EXERCISE INSTRUCTIONS >> When you spot the word "ribbon" in a line of the data below, copy that line.

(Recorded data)
· · · · · · ·
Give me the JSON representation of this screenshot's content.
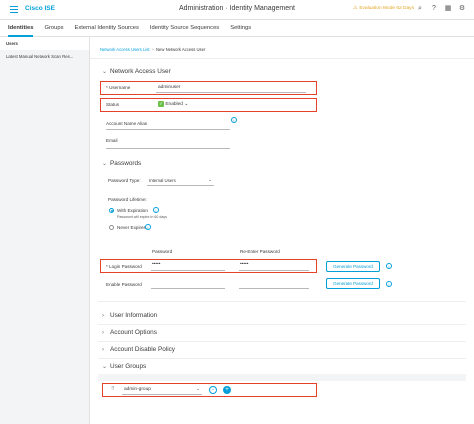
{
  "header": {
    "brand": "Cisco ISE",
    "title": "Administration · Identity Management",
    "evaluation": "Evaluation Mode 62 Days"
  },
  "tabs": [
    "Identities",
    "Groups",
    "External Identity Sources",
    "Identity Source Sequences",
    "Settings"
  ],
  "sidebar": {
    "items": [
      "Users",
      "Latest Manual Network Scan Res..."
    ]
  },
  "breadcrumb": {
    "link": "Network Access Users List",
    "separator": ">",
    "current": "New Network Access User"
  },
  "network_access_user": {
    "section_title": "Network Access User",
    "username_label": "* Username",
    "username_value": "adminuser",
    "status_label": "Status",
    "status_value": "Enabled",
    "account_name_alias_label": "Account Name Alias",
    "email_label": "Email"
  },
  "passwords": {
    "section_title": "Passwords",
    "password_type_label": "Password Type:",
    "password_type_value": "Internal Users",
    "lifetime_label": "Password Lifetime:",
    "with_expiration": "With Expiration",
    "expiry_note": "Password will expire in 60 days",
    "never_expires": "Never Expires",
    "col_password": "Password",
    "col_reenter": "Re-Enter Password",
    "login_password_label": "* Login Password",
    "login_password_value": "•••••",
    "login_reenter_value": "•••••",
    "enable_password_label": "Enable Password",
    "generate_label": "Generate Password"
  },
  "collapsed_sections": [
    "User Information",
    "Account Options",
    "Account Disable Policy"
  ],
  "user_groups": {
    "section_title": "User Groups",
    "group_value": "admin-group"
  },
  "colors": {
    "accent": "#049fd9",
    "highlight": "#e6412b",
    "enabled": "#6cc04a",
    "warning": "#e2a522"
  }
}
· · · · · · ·
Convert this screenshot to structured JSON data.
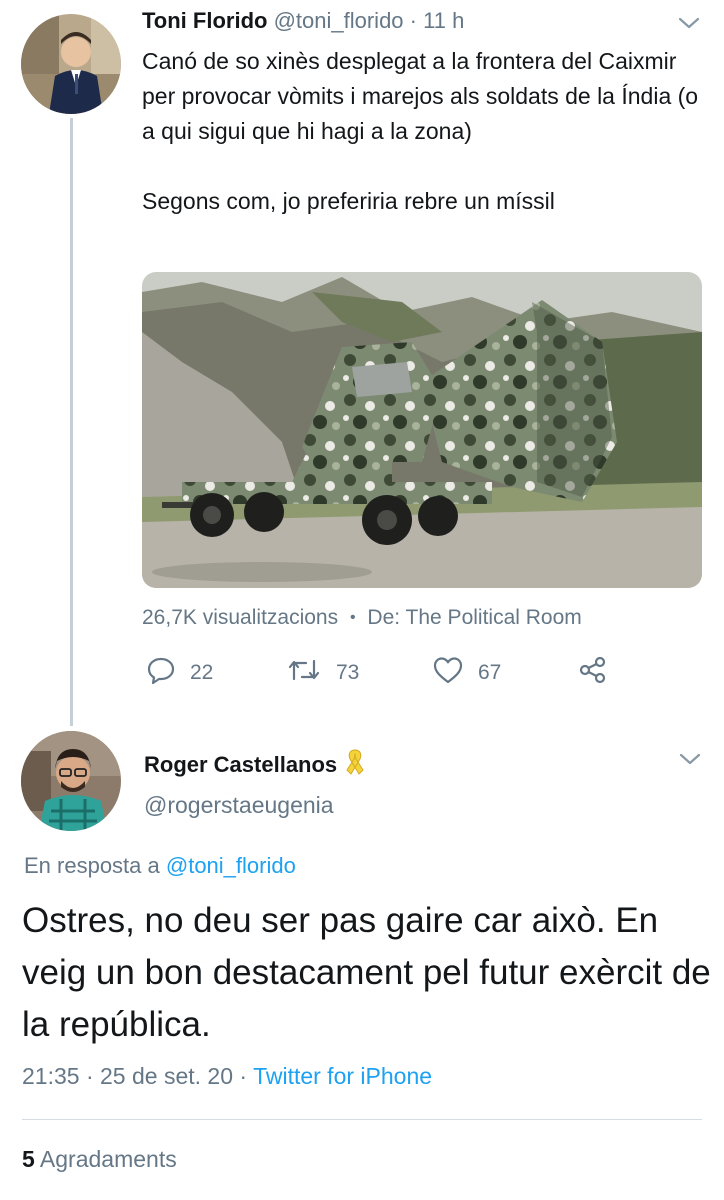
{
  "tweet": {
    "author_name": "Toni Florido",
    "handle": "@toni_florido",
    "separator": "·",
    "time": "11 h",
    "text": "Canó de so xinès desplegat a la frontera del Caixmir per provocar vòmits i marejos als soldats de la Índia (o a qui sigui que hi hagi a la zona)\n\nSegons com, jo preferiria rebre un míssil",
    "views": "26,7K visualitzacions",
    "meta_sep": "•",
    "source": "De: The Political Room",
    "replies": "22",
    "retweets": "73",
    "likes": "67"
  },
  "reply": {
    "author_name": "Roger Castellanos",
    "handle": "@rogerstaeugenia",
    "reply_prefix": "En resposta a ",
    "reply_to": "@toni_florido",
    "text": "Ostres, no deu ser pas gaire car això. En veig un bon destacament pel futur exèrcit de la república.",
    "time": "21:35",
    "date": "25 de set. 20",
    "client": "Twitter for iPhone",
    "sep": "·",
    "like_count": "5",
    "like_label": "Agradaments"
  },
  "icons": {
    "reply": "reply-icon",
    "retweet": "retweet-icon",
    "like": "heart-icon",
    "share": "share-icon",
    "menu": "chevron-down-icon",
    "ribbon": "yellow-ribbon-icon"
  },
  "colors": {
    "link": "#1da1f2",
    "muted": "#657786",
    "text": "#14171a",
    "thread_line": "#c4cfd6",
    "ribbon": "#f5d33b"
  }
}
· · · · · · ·
SOLUTION >>
    "ribbon": "yellow-ribbon-icon"
    "ribbon": "#f5d33b"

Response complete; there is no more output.